By Susan JAMES
Disney’s love affair with India (last seen in ‘The Million Dollar Arm’) is on display once more in director Lasse Hallstrom’s succulent foodie adventure, ‘The Hundred-Foot Journey’. Adapted from the book by Richard C. Morais, the film makes shopping for tomatoes in an open air market and mushroom hunting in a mountain forest metaphors for love. Filmed in the picturesque Pyrenees, ‘Journey’ follows the efforts of an Indian family to establish their own restaurant across the road from a French one with a prestigious Michelin star.
Papa Kadem and his family are refugees. Former proprietors of a Bombay restaurant, their business was burned out in a political riot and Kadem’s wife killed. Now he and his five children are driving around Europe trying to find a place to settle down. A minor traffic accident lands the family in a small town in southern France and when Kadem sees an old stone building for sale, perfect for his restaurant, he decides to buy it. Unfortunately for him the building is directly across the road from Madame Mallory’s Michelin-starred establishment. She doesn’t want him there. He’s determined to stay. Let the battle begin. Touching on topics of immigration, native hostility and the sheer determination of refugees with no place else to go, the movie never turns into a docudrama but treads lightly, keeping the main focus on the food.

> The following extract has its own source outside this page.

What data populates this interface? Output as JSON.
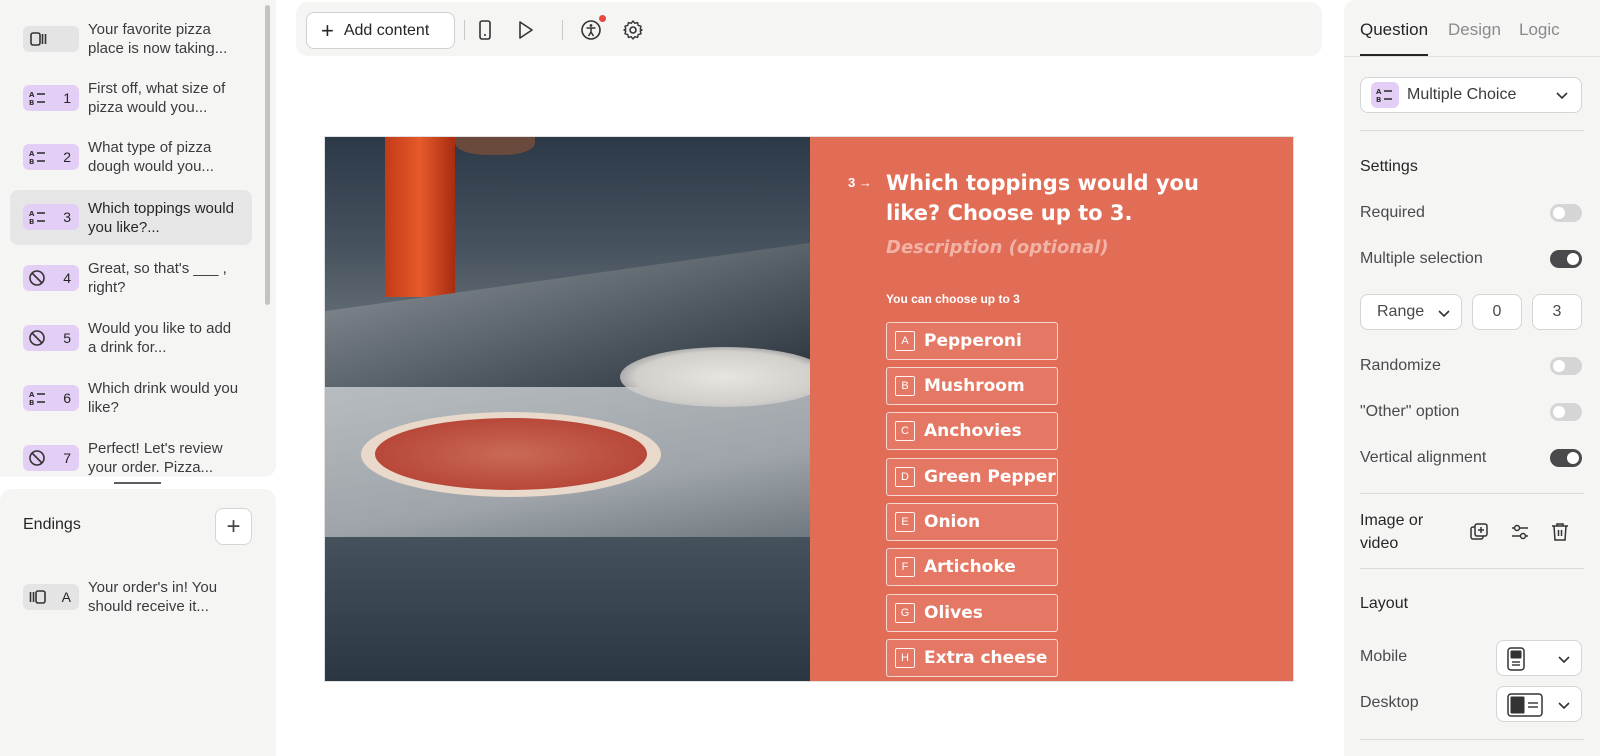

Cooking is the film’s central theme, eastern, western, their differences and what they have in common. And although the haute cuisine turned out by Madame Mallory’s (Helen Mirren) justly famous restaurant is beautifully photographed and no doubt delicious, the exuberance, color and sublime chaos of the Indian food makes the French look a little bit pale, a little bit too polite. That goes for the characters as well. Helen Mirren is always a treat to watch but her Madame Mallory, an obsessed widow fixated on her restaurant and her Michelin star, is far less a main course than her competitor, Papa Kadem, played with omnivorous appetite by Om Puri. Veteran of dozens of Bollywood epics, gravel-voiced, and gravel-faced, Puri is the heart of the film.
Kadem’s second son, Hassan, the appealing Manish Dayal, is a culinary genius, taught how to cook by his late mother. While his father goes to war with Madame Mallory over zoning laws and chicken inoculations, Hassan makes peace with her sous-chef, Marguerite (Charlotte Le Bon). They flirt in the marketplace; hunt mushrooms in the woods and share picnics that make a viewer want to climb through the screen and sit down besides them. But when Madame Mallory’s chef de cuisine is abruptly fired, Hassan requests a place in her kitchen. That puts him in direct competition with Marguerite and at odds with Papa.
Humor is an important part of the movie and Kadem’s efforts to pull in customers for his fledgling restaurant from kidnapping a dog to highjacking a bicyclist keep the mood light. Naturally the Kadem family will eventually triumph and naturally the cold heart of Madame Mallory will soften. The physical space between them may only be a 100 steps, from the Kadems’ door to hers, but the journey getting there is far from a straight line. See you at the movies!